Strong community is built on volunteerism

Amy Clickner

vol≤un≤teer

/ˌvälənˈtir/

noun a person who freely offers to take part in an enterprise or undertake a task.

Last week, I had the pleasure of presenting to the Ishpeming Rotary Club. What you may not know is that Rotary was one of the places I “cut my teeth” in the volunteer world. From chairing Seafood Fest with my good Rotarian friend, Dr. Chris Wilkinson, to presiding as president one year, I truly believe I “took” more than I gave with what I learned about leadership and service.

While the saying goes “love makes the world go ’round” I would argue that so do volunteers. Think about it. How often do you interact with a volunteer or volunteer yourself?

In our community, volunteers are part of what makes us so special. From an event perspective, they would not be possible if it wasn’t for people giving their time. International Food Fest, Relay for Life, Ore to Shore, Iron Range Roll, to name a few, all rely on volunteers.

Let’s look at our school systems. Booster clubs, concession stands, classroom support and chaperones allow parents and other caregivers the opportunity to support their local schools. And for students, a variety of clubs, organizations and elected positions give them a taste of giving back even before adulthood. Northern Michigan University provides students with ample volunteer opportunities including the Superior Edge program that has a component of becoming an engaged, involved citizen.

The Lake Superior Community Partnership is a nonprofit organization and we have a volunteer board of directors that help lead and support our strategic direction. Our task forces and committees are volunteers and give their time in areas such as the Lake Superior Leadership Academy, transportation, government relations and marketing. Our LSCP Foundation is also surrounded with great volunteer support.

Think of the number of boards and committees in and around the county that are populated with people giving back. United Way, Big Brothers/Big Sisters, various foundations, churches and service clubs all require donated time to be successful.

Oftentimes when we look for organizations to provide our time and talent to, we forget about the public sector or elected positions. Think county board, city/township council, state or federal representatives, school board, planning commission, parks and recreation board and the long list of others required for government to do business. While I realize these types of positions may sound more intimidating, making sure we have strong elected officials serving the needs of our citizens is critical.

So how can you get involved?

¯ Be a guest at a service club meeting

¯ Attend your city council or planning commission meeting

¯ Research organizations in our area that spark your interest

¯ Ask friends, family and coworkers about their involvement

¯ Check out the “Volunteer Opportunities” page of The Mining Journal

¯ Talk to event coordinators and ask how you can help

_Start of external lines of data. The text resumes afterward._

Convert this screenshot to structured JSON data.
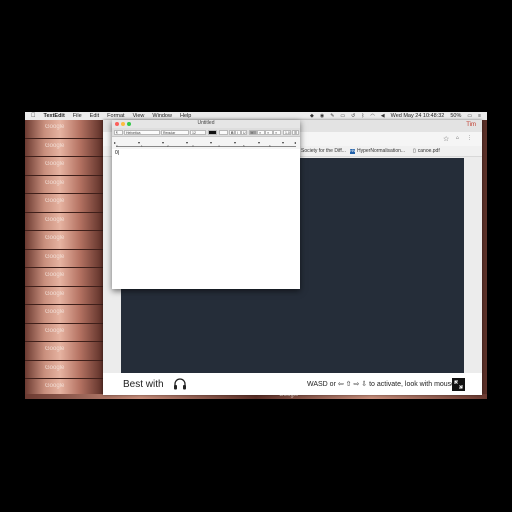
{
  "menubar": {
    "apple_icon": "apple-icon",
    "app": "TextEdit",
    "items": [
      "File",
      "Edit",
      "Format",
      "View",
      "Window",
      "Help"
    ],
    "battery": "50%",
    "datetime": "Wed May 24  10:48:32",
    "user": "≡"
  },
  "desktop": {
    "tile_label": "Google"
  },
  "browser": {
    "close_label": "Tim",
    "bookmarks": [
      {
        "label": "Society for the Diff..."
      },
      {
        "label": "HyperNormalisation..."
      },
      {
        "label": "canoe.pdf"
      }
    ],
    "bookmark_badge": "HN",
    "footer": {
      "best_with": "Best with",
      "instructions": "WASD or ⇦ ⇧ ⇨ ⇩ to activate, look with mouse"
    }
  },
  "textedit": {
    "title": "Untitled",
    "font_family": "Helvetica",
    "font_style": "Regular",
    "font_size": "12",
    "spacing": "1.0",
    "ruler_numbers": [
      "0",
      "1",
      "2",
      "3",
      "4",
      "5",
      "6"
    ],
    "body_text": "0|"
  },
  "colors": {
    "game_bg": "#252d39",
    "desktop_tile": "#c98f7d"
  }
}
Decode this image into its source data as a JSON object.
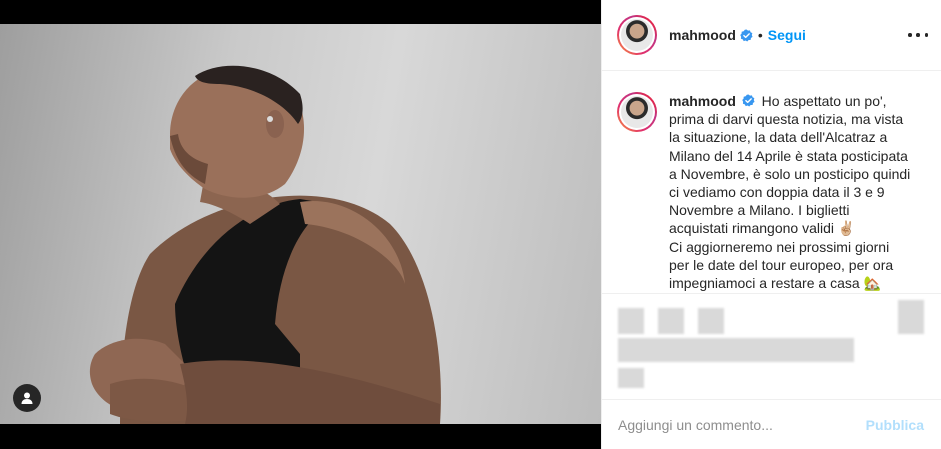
{
  "post": {
    "username": "mahmood",
    "follow_label": "Segui",
    "separator": "•",
    "caption_lines": [
      "Ho aspettato un po',",
      "prima di darvi questa notizia, ma vista",
      "la situazione, la data dell'Alcatraz a",
      "Milano del 14 Aprile è stata posticipata",
      "a Novembre, è solo un posticipo quindi",
      "ci vediamo con doppia data il 3 e 9",
      "Novembre a Milano. I biglietti",
      "acquistati rimangono validi ✌🏼",
      "Ci aggiorneremo nei prossimi giorni",
      "per le date del tour europeo, per ora",
      "impegniamoci a restare a casa 🏡"
    ]
  },
  "comment": {
    "placeholder": "Aggiungi un commento...",
    "publish_label": "Pubblica"
  },
  "icons": {
    "verified": "verified-badge-icon",
    "more": "more-options-icon",
    "user_tag": "user-tags-icon"
  },
  "colors": {
    "link": "#0095f6",
    "publish_disabled": "#b2dffc",
    "verified": "#3897f0"
  }
}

I would be remiss if I didn’t suggest applying to the Lake Superior Leadership Academy, which is currently recruiting for the Class of 2020! The academy provides you an opportunity to address pertinent community needs, strengthen your leadership abilities and encourage you to personally commit to taking on new leadership roles in the community.

Really, the key is to jump right in and get involved! You will never regret giving your time, talent and treasure to something that betters the community in which you live. Be the example for others to follow.

Editor’s NOTE: Amy Clickner is CEO of the Lake Superior Community Partnership. Her twice-monthly column will address topics of interest to the local business community.